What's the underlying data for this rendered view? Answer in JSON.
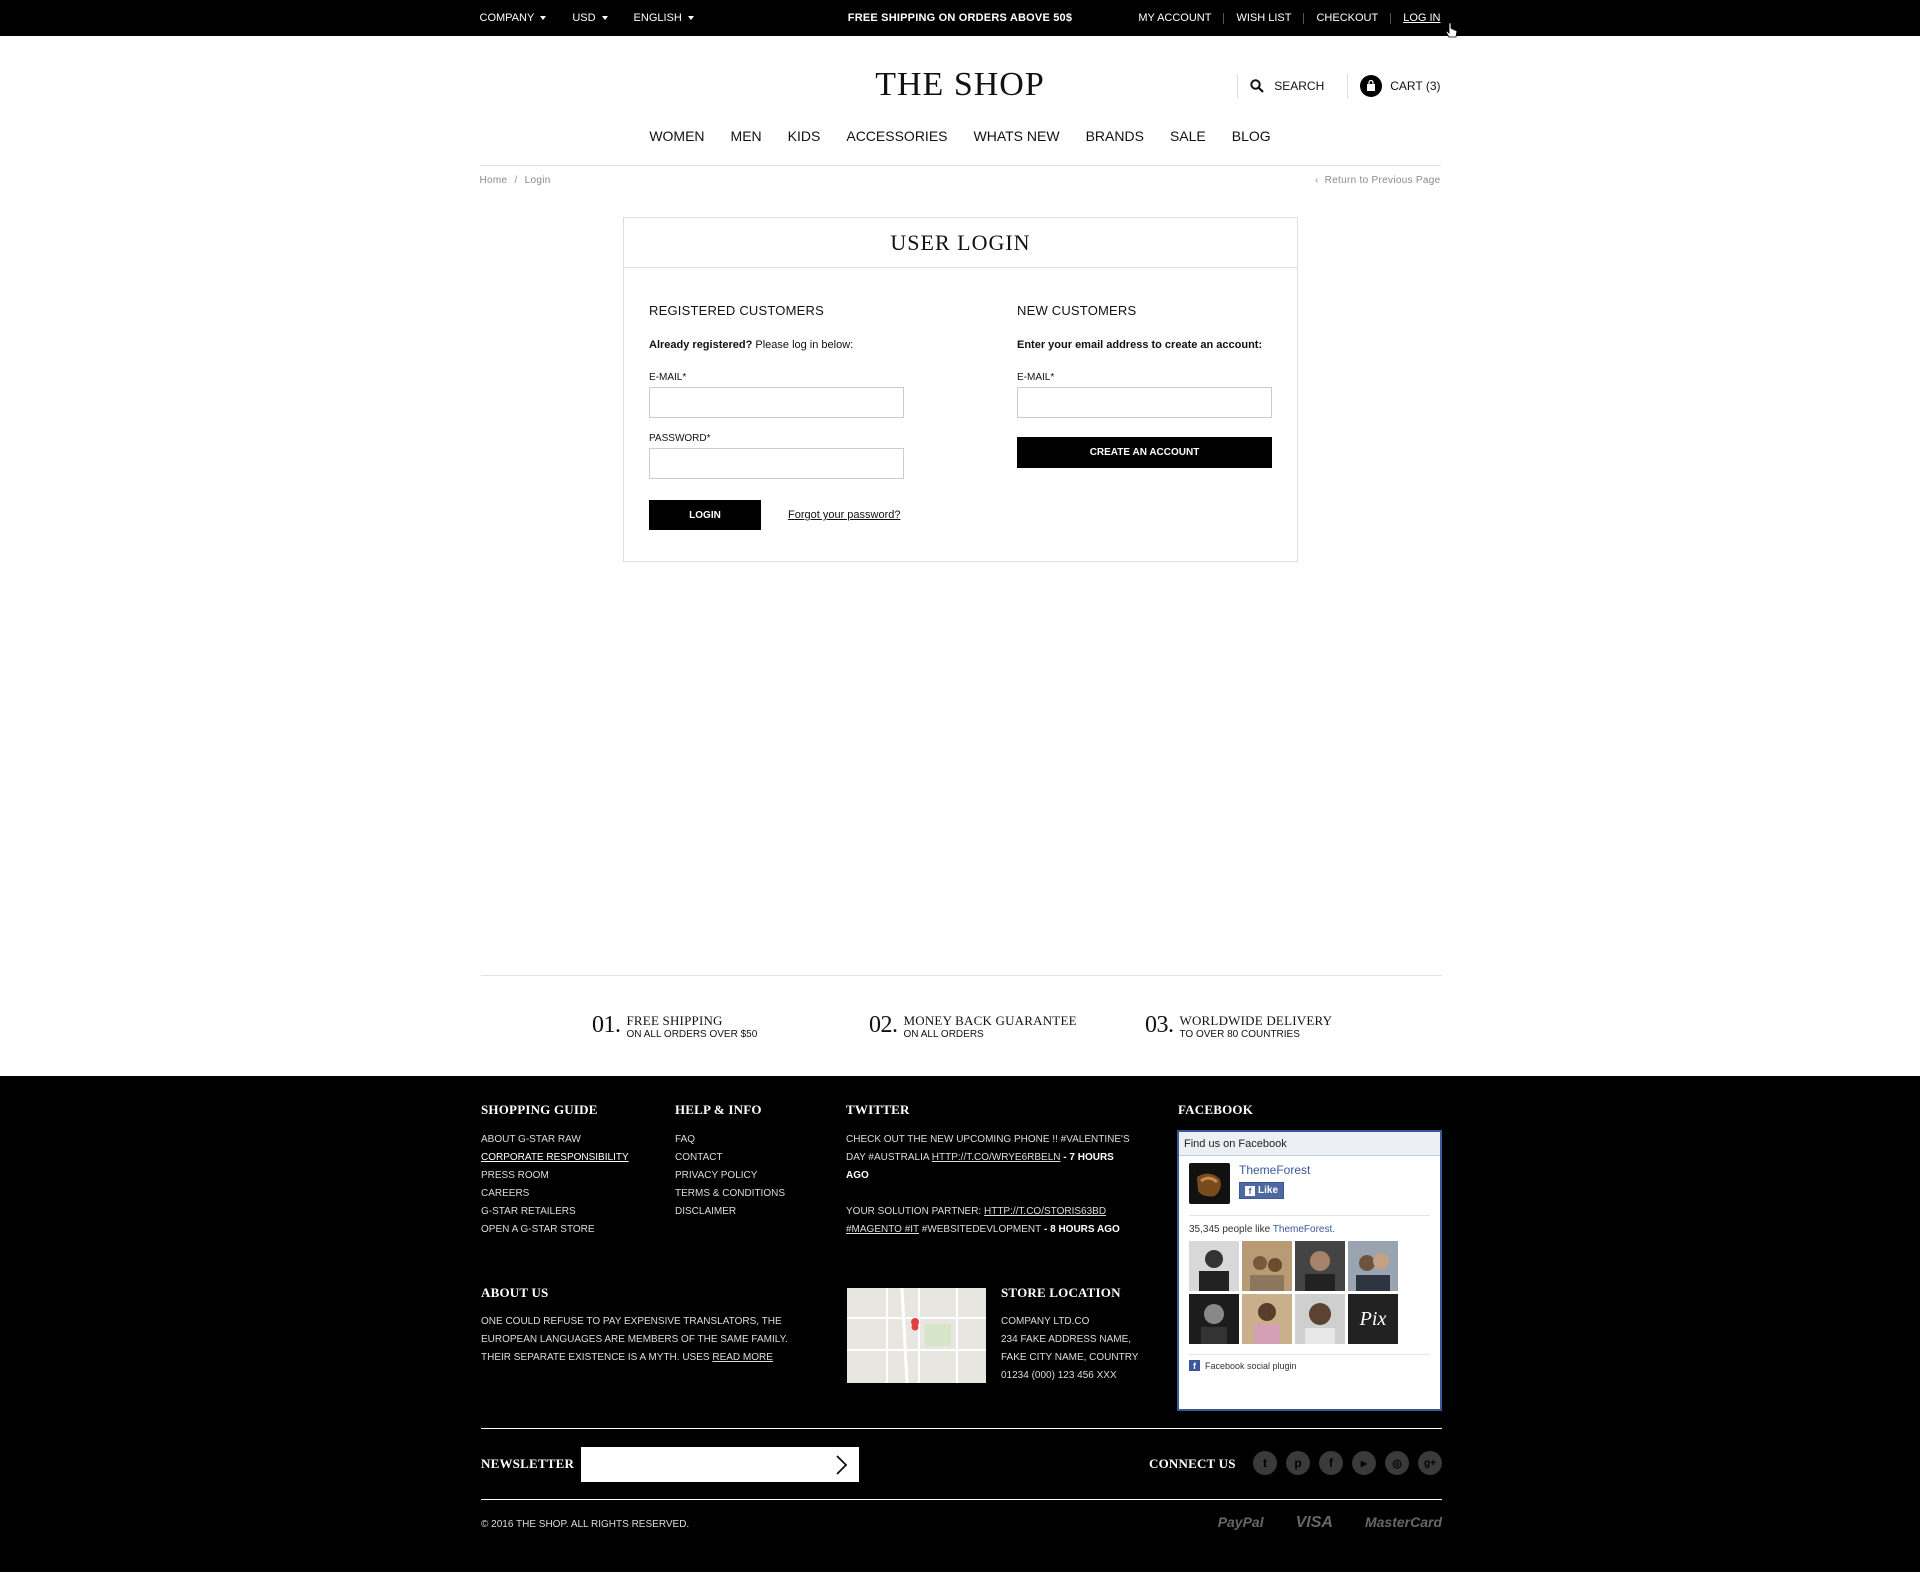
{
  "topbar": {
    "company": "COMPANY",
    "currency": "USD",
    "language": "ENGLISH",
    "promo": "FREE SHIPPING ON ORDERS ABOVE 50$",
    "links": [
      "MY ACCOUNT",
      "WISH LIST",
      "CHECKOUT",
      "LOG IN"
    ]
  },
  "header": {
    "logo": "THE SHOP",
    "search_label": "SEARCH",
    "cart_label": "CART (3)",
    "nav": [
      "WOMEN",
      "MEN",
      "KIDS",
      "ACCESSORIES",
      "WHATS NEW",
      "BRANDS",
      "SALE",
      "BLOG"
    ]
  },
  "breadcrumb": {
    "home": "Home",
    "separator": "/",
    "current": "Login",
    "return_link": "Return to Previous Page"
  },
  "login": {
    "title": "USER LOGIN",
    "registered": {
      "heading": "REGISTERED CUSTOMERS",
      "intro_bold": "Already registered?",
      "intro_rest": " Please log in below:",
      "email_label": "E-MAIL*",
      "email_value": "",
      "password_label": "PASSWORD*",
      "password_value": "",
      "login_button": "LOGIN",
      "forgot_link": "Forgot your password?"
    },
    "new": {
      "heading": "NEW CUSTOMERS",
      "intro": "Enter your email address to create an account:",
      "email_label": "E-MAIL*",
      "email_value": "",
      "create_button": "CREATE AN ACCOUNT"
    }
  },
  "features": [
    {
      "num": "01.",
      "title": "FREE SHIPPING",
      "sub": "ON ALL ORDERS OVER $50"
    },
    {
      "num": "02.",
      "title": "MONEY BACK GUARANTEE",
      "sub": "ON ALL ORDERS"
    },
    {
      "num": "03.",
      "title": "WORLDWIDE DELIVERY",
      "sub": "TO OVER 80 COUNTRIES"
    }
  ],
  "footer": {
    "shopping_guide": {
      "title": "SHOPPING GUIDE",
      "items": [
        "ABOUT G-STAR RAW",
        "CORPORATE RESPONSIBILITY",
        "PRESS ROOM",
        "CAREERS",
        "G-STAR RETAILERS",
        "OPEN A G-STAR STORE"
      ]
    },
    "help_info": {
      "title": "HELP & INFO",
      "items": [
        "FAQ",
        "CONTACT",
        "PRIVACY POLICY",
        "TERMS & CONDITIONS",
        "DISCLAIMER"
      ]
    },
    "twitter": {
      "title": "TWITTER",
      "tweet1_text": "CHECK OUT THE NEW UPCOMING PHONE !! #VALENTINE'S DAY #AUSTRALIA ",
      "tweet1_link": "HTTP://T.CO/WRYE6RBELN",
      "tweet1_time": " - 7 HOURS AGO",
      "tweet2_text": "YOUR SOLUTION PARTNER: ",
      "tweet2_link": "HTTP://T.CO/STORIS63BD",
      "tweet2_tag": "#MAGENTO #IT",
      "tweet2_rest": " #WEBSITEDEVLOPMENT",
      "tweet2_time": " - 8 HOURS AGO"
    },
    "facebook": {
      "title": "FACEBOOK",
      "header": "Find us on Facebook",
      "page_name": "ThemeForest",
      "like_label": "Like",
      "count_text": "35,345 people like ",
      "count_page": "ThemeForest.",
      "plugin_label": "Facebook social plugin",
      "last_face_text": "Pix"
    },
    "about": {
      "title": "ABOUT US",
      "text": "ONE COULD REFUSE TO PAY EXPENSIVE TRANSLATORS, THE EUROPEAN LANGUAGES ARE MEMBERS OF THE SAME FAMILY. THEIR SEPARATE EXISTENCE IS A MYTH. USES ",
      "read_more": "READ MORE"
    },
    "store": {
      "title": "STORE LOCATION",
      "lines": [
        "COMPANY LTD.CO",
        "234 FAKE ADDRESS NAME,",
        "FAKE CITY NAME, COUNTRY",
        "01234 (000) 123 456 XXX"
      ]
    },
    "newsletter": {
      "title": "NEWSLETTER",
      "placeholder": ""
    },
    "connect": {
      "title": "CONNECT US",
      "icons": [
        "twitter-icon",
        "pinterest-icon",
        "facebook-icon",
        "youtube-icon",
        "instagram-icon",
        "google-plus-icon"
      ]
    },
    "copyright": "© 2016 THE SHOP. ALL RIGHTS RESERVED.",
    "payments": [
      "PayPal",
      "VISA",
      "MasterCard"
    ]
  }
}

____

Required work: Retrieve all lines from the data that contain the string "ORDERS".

Result:
    "promo": "FREE SHIPPING ON ORDERS ABOVE 50$",
      "sub": "ON ALL ORDERS OVER $50"
      "sub": "ON ALL ORDERS"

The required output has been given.